Freshly ground black pepper
10 large flour tortillas (flour?? no. I used corn)
1/2 pound Monterey Jack cheese, shredded (I used a combo of pepper jack and quesadilla queso)


Preheat oven to 400 degrees F.

For the salsa:
On a baking tray, roast tomatillos, onion, garlic and jalapenos for 12 to 15 minutes. Transfer the roasted vegetables and any juices on the bottom of the tray to a food processor. Add the cumin, salt, cilantro, and lime juice and pulse mixture until well combined but still chunky.

Meanwhile heat a 2 count of olive oil in a medium saucepan over medium heat. Add the onion and cook until soft and caramelized - this should take 5 to 7 minutes. Add the garlic and cumin then cook for a further minute. Sprinkle on the flour and stir to ensure the flour doesn't burn then gradually add the chicken stock to make a veloute. Continue stirring over a low simmer until the flour cooks and the liquid thickens. Turn off the heat, add half of the roasted tomatillo chile salsa, some additional fresh chopped cilantro and fold in the shredded chicken meat. Season, to taste, with salt and pepper.

Change the temperature of the oven to 350 degrees F and begin assembling the dish. Take a large baking dish and smear the bottom with some of the reserved tomatillo salsa. Now take the flour tortillas and briefly flash them over the stove-top flame (or put them briefly under the broiler if using an electric stove). Using a shallow bowl, coat each tortilla lightly with the reserved salsa mix. Put a scoop of the shredded chicken-enchilada mix on top of the tortilla followed by a sprinkle of the shredded cheese. Fold the tortilla over the filling and roll like a cigar to enclose it. Using a spatula place the tortillas in the baking dish and continue to do the same with all the tortillas. Finally pour over some more of the salsa and top with the remaining shredded cheese. Bake uncovered for about 30 minutes until bubbly and cracked on top. Garnish, cilantro and tomato.

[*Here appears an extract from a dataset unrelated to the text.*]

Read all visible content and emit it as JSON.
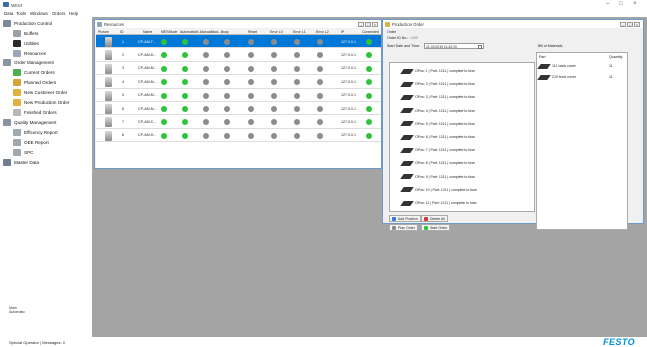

Additional notes: I added about a cup to a cup and a half of my cheese mixture to the enchilada filling- what can I say? I love me some cheese! Also, the salsa is actually really mild. I would probably add an additional pepper next time. Possibly a serano or maybe even a habaƱero if I could get away with it without killing the hubs!

Here's the finished product:

It was a pretty tasty meal... the only issues I had were 1. it could have been spicier, I love me some heat! and 2. the bottom and sides of the tortillas became a bit mushy. perhaps I squeezed too many in the pan? or maybe they are supposed to be that way. Afterall, since the recipe calls for coating the pan in salsa first, it makes sense that the bottom of the enchiladas won't by crispy.
I'll admit, the recipe took quite a while and required tons of multi-tasking. I ended up having to call my husband into the kitchen and have him help out with things like shredding the chicken and shredding the cheese. It would be one of those dishes that you could prep most of the components beforehand and throw together at dinner time. Also, pretty inexpensive... ingredient-wise.

*apologies for the crappy photo quality... it was late, lighting was bad, and I was too hungry to try and improve the lighting for the photos.

Friday, April 1, 2011


As you may know, the hubs and I have been alternating turns and making new dishes (that we've never cooked in the past) every 2 weeks. Well, this weekend is my turn... and while I had originally thought about making tamales (YUM!) I have since found out that I don't exactly have all the cookware required and I think that if I try and bring any new items other than food into the kitchen 1. it may expload or 2. my husband may kill me.
So, with that said... I'm hoping for a few ideas. Any special meals you recommend? Any particular cuisine you think it would be fun for me to try?